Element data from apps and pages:
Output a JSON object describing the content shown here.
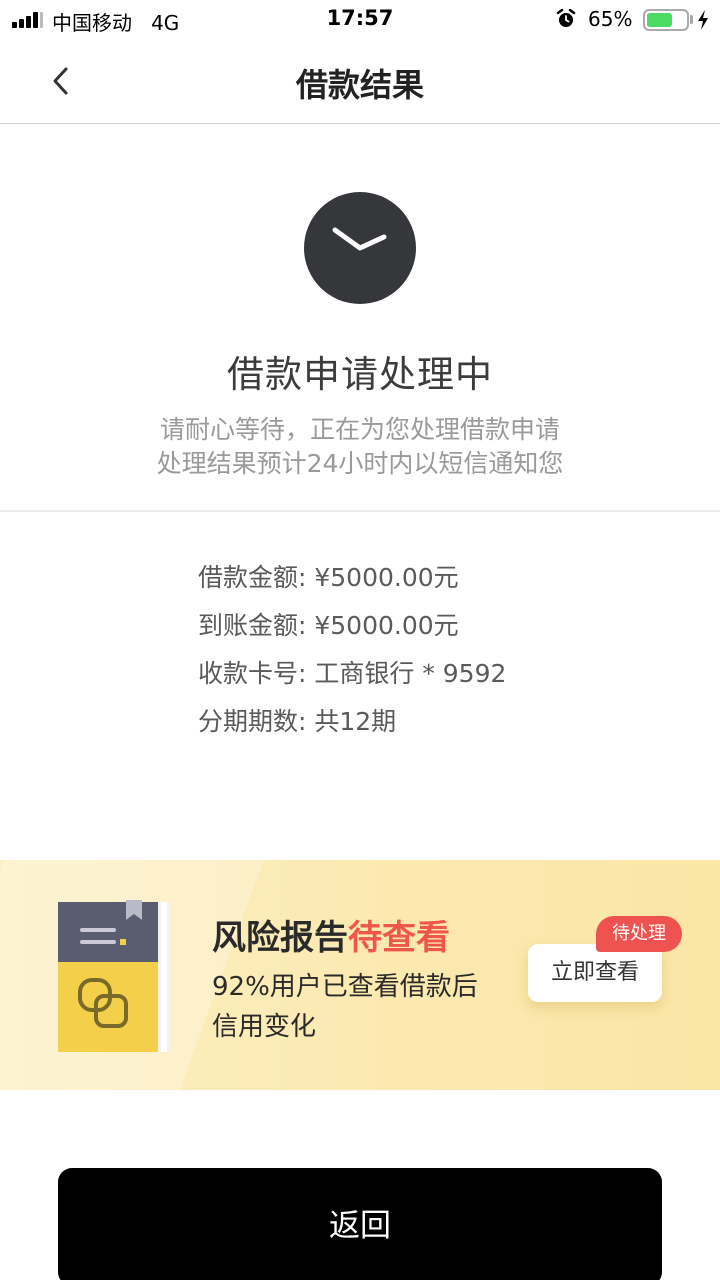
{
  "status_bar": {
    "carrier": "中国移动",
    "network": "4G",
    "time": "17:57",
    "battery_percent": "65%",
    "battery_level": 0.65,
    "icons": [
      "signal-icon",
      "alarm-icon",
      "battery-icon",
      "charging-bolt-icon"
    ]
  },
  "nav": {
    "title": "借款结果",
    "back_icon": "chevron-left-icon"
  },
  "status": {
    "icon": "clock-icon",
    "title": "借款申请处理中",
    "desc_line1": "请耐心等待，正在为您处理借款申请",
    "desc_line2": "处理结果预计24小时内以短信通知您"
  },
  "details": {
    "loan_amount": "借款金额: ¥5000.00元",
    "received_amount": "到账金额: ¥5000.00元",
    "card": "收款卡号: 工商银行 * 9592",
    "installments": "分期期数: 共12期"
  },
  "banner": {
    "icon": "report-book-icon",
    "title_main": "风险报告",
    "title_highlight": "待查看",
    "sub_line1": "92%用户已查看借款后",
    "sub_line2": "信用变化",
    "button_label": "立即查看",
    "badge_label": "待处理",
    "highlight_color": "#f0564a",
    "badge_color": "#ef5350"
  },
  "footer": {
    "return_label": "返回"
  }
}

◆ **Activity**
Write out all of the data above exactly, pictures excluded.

◆ **Answer to this problem**
Output a JSON object describing the content shown here.
{
  "status_bar": {
    "carrier": "中国移动",
    "network": "4G",
    "time": "17:57",
    "battery_percent": "65%",
    "battery_level": 0.65,
    "icons": [
      "signal-icon",
      "alarm-icon",
      "battery-icon",
      "charging-bolt-icon"
    ]
  },
  "nav": {
    "title": "借款结果",
    "back_icon": "chevron-left-icon"
  },
  "status": {
    "icon": "clock-icon",
    "title": "借款申请处理中",
    "desc_line1": "请耐心等待，正在为您处理借款申请",
    "desc_line2": "处理结果预计24小时内以短信通知您"
  },
  "details": {
    "loan_amount": "借款金额: ¥5000.00元",
    "received_amount": "到账金额: ¥5000.00元",
    "card": "收款卡号: 工商银行 * 9592",
    "installments": "分期期数: 共12期"
  },
  "banner": {
    "icon": "report-book-icon",
    "title_main": "风险报告",
    "title_highlight": "待查看",
    "sub_line1": "92%用户已查看借款后",
    "sub_line2": "信用变化",
    "button_label": "立即查看",
    "badge_label": "待处理",
    "highlight_color": "#f0564a",
    "badge_color": "#ef5350"
  },
  "footer": {
    "return_label": "返回"
  }
}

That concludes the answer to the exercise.